Rampant violations of human rights are being perpetrated in Kashmir valley by terrorist groups and separatist leaders who believe in Pakistan’s two-nation theory. But the Un High Commissioner brazenly overlooked all this in his 49-page report. Those who do not believe in radical Islamic concepts like “jihad-e-Kashmir”, a global Islamic caliphate and Ghazwat-ul-Hind (Islamic battle against India) face fatal discrimination in Kashmir. Any traditional Kashmiri Muslim who rejects Wahhabism is targeted by terrorist groups. But the first-ever UN human rights report on Kashmir maintains a deafening silence on this grave violation of human rights.
One of the major reasons why human rights in Kashmir are in doldrums is religious militancy, say observers. Faith-based insurgents have perpetrated grave human rights violations in a large section of the clergy-controlled Kashmiri populace, where secular educational institutions are not welcome. But nowhere in the report has the High Commissioner for Human Rights touched upon such grave issues. He wholly ignored the violence being perpetrated by terrorist outfits.
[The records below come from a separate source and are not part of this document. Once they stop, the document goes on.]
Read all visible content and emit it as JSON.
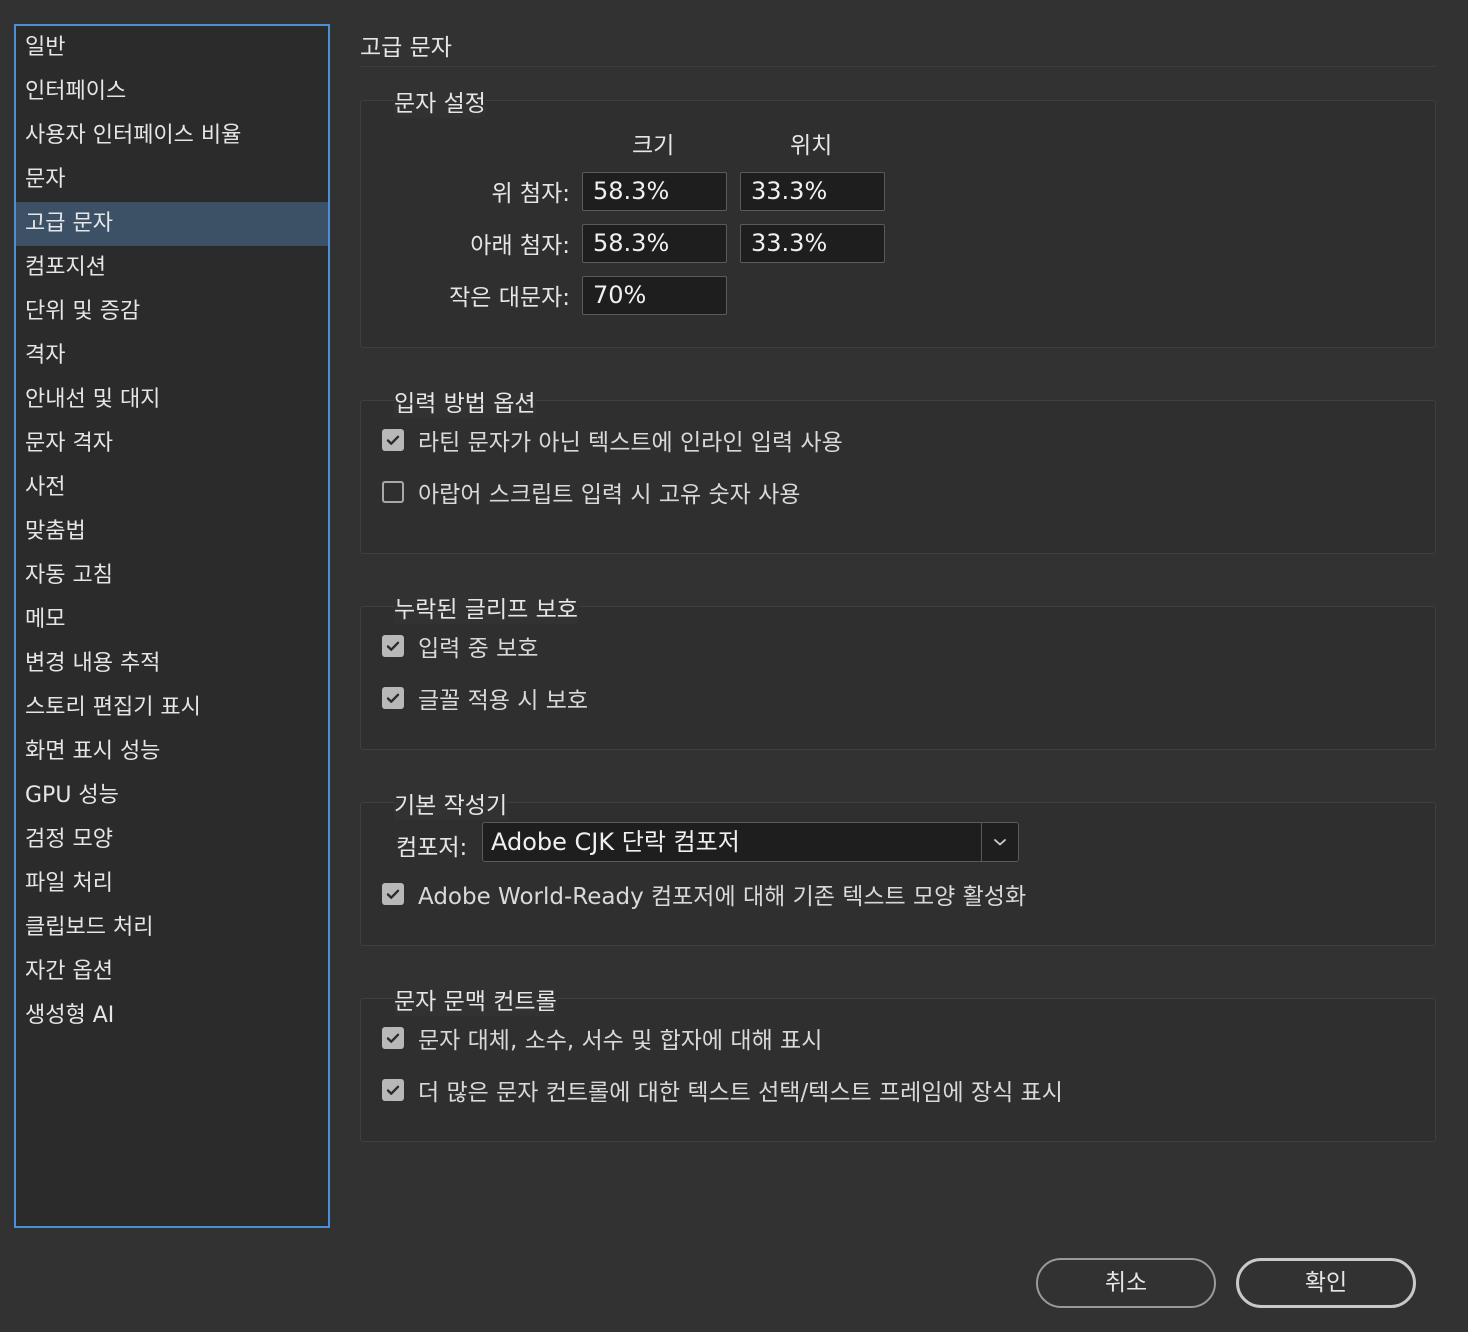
{
  "sidebar": {
    "items": [
      {
        "label": "일반"
      },
      {
        "label": "인터페이스"
      },
      {
        "label": "사용자 인터페이스 비율"
      },
      {
        "label": "문자"
      },
      {
        "label": "고급 문자"
      },
      {
        "label": "컴포지션"
      },
      {
        "label": "단위 및 증감"
      },
      {
        "label": "격자"
      },
      {
        "label": "안내선 및 대지"
      },
      {
        "label": "문자 격자"
      },
      {
        "label": "사전"
      },
      {
        "label": "맞춤법"
      },
      {
        "label": "자동 고침"
      },
      {
        "label": "메모"
      },
      {
        "label": "변경 내용 추적"
      },
      {
        "label": "스토리 편집기 표시"
      },
      {
        "label": "화면 표시 성능"
      },
      {
        "label": "GPU 성능"
      },
      {
        "label": "검정 모양"
      },
      {
        "label": "파일 처리"
      },
      {
        "label": "클립보드 처리"
      },
      {
        "label": "자간 옵션"
      },
      {
        "label": "생성형 AI"
      }
    ],
    "selected": "고급 문자"
  },
  "main": {
    "title": "고급 문자",
    "char_settings": {
      "title": "문자 설정",
      "col_size": "크기",
      "col_position": "위치",
      "superscript_label": "위 첨자:",
      "superscript_size": "58.3%",
      "superscript_position": "33.3%",
      "subscript_label": "아래 첨자:",
      "subscript_size": "58.3%",
      "subscript_position": "33.3%",
      "smallcaps_label": "작은 대문자:",
      "smallcaps_size": "70%"
    },
    "input_method": {
      "title": "입력 방법 옵션",
      "inline_input": {
        "label": "라틴 문자가 아닌 텍스트에 인라인 입력 사용",
        "checked": true
      },
      "native_digits": {
        "label": "아랍어 스크립트 입력 시 고유 숫자 사용",
        "checked": false
      }
    },
    "glyph_protection": {
      "title": "누락된 글리프 보호",
      "protect_typing": {
        "label": "입력 중 보호",
        "checked": true
      },
      "protect_font": {
        "label": "글꼴 적용 시 보호",
        "checked": true
      }
    },
    "default_composer": {
      "title": "기본 작성기",
      "composer_label": "컴포저:",
      "composer_value": "Adobe CJK 단락 컴포저",
      "world_ready": {
        "label": "Adobe World-Ready 컴포저에 대해 기존 텍스트 모양 활성화",
        "checked": true
      }
    },
    "contextual_controls": {
      "title": "문자 문맥 컨트롤",
      "show_alternates": {
        "label": "문자 대체, 소수, 서수 및 합자에 대해 표시",
        "checked": true
      },
      "show_more": {
        "label": "더 많은 문자 컨트롤에 대한 텍스트 선택/텍스트 프레임에 장식 표시",
        "checked": true
      }
    }
  },
  "buttons": {
    "cancel": "취소",
    "ok": "확인"
  },
  "colors": {
    "background": "#323232",
    "sidebar_border": "#4a90d9",
    "selected_item": "#3d5166"
  }
}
Ansar Ghazwatul Hindi, an avatar of Al-Qaeda in the valley, promotes medieval concepts and exclusivist online narratives to radicalise the Kashmiri youth. Dukhtaran-e-Millat, an all-women group, advocates “full-veiled jihad” to establish “Islamic” rule in Kashmir, supports Kashmir’s two-decade long insurgency and declares secular education akin to haram (forbidden), much like the Boko Haram which translates into “western education is haram”.
Earlier this year, a school bus carrying children was attacked in Shopian district of South Kashmir. Schools in different areas of the state have experienced attacks from terrorists. Journalist Shujaat Bukhari fell victim to a terrorist attack. He was speaking of peace and reconciliation in Kashmir on international forums. At this juncture, human rights bodies like the OHCHR undermined it own credibility by wholly ignoring the terrorism in the valley.
Ghulam Rasool Dehlvi, a classical Islamic scholar and English-Arabic-Urdu writer, can be contacted at firstname.lastname@example.org